  • Transfusion to the wrong patient.

  • Prospective autologous donors should have a hematocrit no less than 0.33 (33%). Administer an iron supplement during the period of blood donation to compensate for the red cell loss

 

Directed Donations

When a patient selects donors to provide blood for his or her subsequent elective transfusion.

The patient should know his or her blood type to expedite selection of compatible donors.

There are no studies that conclusively indicate blood from directed donors is any safer than that from other volunteer donors.

Directed donors must meet donor screening criteria comparable to volunteer blood donors; therefore, infectious disease testing must be completed before release of the blood.

  • If blood components are needed in excess of those available from directed donors, they will be provided from the volunteer donor supply. The Blood Bank cannot guarantee that the blood collected from designated donors will be suitable or available for transfusion or sufficient for the patient's needs.

 

Therapeutic Phlebotomy

 

Procedure

Purpose

Comments

Therapeutic Phlebotomy

Useful in the management of polycythemia vera, idiopathic hemochromatosis, hemosiderosis, Wilson's disease and porphyria cutanea tarda.

Performed for outpatients by the Blood Bank or equipment can be provided for performance of the procedure on patient units.

 

Outpatient, Off-Site and Home Transfusion

Procedure

Purpose

Comments

Outpatient, Off-Site and Home Transfusion

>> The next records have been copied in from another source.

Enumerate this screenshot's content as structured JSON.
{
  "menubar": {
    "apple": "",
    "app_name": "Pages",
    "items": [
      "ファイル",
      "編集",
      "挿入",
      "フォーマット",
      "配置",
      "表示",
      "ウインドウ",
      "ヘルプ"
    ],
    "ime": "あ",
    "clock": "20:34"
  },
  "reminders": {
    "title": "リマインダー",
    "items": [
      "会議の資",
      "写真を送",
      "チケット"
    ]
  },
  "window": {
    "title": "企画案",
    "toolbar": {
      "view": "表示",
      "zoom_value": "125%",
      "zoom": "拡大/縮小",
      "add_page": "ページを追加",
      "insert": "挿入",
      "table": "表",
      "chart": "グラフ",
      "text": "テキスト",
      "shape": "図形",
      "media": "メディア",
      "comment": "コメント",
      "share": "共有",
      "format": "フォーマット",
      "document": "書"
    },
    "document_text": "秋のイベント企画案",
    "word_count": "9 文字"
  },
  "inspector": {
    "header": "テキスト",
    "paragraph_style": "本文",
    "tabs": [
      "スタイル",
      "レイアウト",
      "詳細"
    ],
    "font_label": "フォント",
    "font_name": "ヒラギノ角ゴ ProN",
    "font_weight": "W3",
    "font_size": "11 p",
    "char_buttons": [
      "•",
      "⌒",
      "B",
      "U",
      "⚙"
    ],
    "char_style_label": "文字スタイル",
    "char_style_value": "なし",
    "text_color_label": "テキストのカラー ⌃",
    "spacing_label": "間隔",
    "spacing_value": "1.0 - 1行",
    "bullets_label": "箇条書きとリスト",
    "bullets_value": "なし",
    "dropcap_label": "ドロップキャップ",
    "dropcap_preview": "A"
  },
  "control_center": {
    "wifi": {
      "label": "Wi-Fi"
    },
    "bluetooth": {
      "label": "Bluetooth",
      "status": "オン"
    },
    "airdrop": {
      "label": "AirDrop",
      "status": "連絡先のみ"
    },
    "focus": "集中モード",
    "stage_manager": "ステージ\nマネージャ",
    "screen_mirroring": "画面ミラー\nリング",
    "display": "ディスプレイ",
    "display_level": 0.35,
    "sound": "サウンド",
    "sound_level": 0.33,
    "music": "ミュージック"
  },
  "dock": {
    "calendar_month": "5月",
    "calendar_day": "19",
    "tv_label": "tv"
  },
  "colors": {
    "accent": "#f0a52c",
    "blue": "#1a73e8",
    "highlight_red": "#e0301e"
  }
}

Outpatient transfusion services are provided by the Cancer Center, 8th Floor Infusion Room and the Transplant Ambulatory Care Unit. Under certain circumstances, transfusion of blood components may be performed off-site, such as in a nursing home or at a patient's residence.

 

Off-site transfusion services are provided by visiting nurse groups.

 

 

Version July 2004